“You have come because of Mother Hulda?” she asked, but it was not a question.

“Outwardly yes, I mean, yes.”  He showed much more grace to Greta than before and perhaps even a little respect.

“And what have you heard?” she wondered.

“That the gods are angry with us.  That they sent a demon from the haunted wood to take our dear Mother away.”

“Yet she gave me the full blessing of the gods before she died so that I could follow-after her,” Greta mused, out loud.

“I know, Little Mother.  Everyone has heard this.  But Lady Brunhild says she will have no Woman of the Ways among her people.  She says it is only her ways that we must follow.”

Greta understood that there was an ego.  Forget a thousand years of collective memory and tried and true understandings, it is her way or the highway.

“Priest!” Lady Brunhild called.  She must have noticed he was missing.

“Right here.” The priest spoke up, but he whispered before he turned his back.  “Beware, she has powers to be reckoned with.”  He ran.  “I am right here.”

Greta wandered off the road to a place where she could sit but neither be seen nor heard. She spent a long time puzzling through what had been presented to her.  At last, when she felt it safe, she went home.  The coast looked clear.  Mama had started cooking.

“Sit down, dear.” Mama said and touched her arm. Immediately, Greta went stiff and had to sit down.  She saw Lady Brunhild clear as day speaking to the priest.

“She will grieve,” the woman said.  “But she will give no trouble, no trouble at all.”  Greta had to shake herself free of the vision.

“Eat, child,” her Mama said.  “You must stop daydreaming.  You will be married soon enough and your husband will want a responsible wife, not a dreamer.”

“Dreaming?” Greta asked.  Mama knew the signs of her visions.

“Sitting idly,” Mama said.  “Looking like you are thinking deep thoughts.  A child like you should not have to be troubled with deep thoughts.”

Greta’s mind became crystal clear, and she saw the glaze over her mother’s eyes.  She stood and slapped her mother, hard.  “Mama, come back to me,” she commanded.  Her mother looked surprised, then shocked, and finally looked terribly confused.  Greta knew this had to be a powerful enchantment.  Ordinary means would not work.  She steadied herself and remembered her lessons.

Capturing her mother’s eyes, Greta cleared her mind and heart of any imbalance.  Very quickly images of her and her mother together came floating up to the surface.  Shared memories bubbled-up, and as they surfaced, they passed through Greta to her mother, triggering Mama’s deep self to come back to the surface.

She came, as Greta became more and more drained.  “Greta?”  Mama came back, slowly, and asked, as if recognizing her daughter for the first time. Then she shouted, “Greta!” and caught her daughter before Greta collapsed to the floor.  She set Greta gently in a chair.  “Are you all right?” she asked.  “What am I doing?”

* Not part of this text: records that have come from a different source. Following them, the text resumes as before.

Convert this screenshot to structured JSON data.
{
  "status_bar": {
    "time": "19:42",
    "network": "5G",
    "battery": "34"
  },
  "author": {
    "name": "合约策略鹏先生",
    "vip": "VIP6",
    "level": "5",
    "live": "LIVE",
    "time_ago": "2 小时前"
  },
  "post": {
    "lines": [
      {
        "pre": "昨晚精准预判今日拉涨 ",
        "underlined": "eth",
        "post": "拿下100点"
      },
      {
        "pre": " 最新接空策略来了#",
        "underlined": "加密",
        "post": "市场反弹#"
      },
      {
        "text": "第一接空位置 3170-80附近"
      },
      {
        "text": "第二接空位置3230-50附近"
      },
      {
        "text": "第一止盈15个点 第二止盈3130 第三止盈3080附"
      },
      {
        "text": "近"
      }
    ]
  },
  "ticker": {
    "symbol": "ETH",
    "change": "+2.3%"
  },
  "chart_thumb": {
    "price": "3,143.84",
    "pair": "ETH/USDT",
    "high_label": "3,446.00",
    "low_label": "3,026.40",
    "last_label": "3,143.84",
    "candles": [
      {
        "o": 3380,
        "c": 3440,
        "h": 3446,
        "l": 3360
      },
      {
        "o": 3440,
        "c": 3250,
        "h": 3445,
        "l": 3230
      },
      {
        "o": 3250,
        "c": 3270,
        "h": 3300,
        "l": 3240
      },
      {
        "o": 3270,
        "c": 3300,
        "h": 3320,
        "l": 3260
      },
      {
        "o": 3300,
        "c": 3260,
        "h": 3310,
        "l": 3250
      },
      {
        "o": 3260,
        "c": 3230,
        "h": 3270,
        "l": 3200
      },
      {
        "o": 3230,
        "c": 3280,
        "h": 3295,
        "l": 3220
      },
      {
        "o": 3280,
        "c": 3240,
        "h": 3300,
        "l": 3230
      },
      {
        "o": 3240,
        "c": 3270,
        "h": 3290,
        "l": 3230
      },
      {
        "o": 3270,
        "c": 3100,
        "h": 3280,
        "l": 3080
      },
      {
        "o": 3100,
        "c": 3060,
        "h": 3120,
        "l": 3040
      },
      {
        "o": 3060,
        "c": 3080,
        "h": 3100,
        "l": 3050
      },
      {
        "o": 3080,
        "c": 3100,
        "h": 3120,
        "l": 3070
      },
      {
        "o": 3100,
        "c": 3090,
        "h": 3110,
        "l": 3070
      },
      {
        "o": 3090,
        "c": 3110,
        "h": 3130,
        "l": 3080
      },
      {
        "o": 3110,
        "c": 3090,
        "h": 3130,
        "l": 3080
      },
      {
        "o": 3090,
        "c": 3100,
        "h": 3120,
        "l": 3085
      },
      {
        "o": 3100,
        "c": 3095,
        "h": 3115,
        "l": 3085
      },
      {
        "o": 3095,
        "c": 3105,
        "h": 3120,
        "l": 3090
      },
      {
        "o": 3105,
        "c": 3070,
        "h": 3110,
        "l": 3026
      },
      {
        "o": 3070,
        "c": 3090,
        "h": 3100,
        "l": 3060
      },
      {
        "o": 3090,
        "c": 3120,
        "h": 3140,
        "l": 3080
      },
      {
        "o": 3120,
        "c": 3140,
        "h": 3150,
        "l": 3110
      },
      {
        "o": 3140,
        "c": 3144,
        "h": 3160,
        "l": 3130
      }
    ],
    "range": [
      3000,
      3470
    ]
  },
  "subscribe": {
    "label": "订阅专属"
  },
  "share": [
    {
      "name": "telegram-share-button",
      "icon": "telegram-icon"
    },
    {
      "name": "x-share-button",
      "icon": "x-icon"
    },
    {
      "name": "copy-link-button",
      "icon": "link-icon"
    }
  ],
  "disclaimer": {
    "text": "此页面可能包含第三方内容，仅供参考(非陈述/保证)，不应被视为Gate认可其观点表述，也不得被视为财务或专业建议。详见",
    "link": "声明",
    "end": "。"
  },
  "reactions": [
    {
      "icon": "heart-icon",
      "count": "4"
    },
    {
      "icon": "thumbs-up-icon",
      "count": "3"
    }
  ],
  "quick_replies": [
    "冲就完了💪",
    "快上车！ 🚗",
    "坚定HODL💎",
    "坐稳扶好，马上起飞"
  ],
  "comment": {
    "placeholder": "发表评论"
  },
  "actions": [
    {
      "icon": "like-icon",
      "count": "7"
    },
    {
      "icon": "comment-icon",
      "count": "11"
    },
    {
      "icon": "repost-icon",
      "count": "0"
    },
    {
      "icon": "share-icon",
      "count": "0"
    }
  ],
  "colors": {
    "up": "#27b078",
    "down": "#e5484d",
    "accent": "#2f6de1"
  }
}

“It’s all right, Mama.”  Greta regained herself quickly.  She could see the magic of Brunhild, broken.  “Who am I?” she asked to be sure.

“Greta, of course. Do you feel sick?”

“No, Mama.” Greta asked again.  “Who am I?”

Mama paused. “My daughter.  Daughter of the high chief.”

“Yes.” she said. “But who am I?”

Mama did not pause this time as she understood.  “You are the Woman of the Ways for all of the people.”  She spoke with a touch of both humility and pride. She smiled at the thought, and Greta felt satisfied the bewitching had been completely broken.  At the same time, Greta felt exhausted and she doubted it cost Lady Brunhild as much.  Powers to be reckoned with, Greta thought.  No wonder the Priest seemed cowed.

Hans chose that minute to burst through the door.  “What’s cooking?  Smells great. I’m starved.”  He stopped talking, suddenly aware that Mama and Greta stared at him with their mouths part way open.  “Oh, women talk,” Hans guessed.  He helped himself to the stew he found on the table, and sat, to stare back at them.  “Go ahead, I’ve heard it all.”

Greta shook her head.  “I’m tired,” she said.  “I’m going to lie down.”  And she did. Mama stayed up long enough to put Hans to bed, but she had much to think about and only chewed on a crust of bread and had a cup of water.  She had lost her appetite.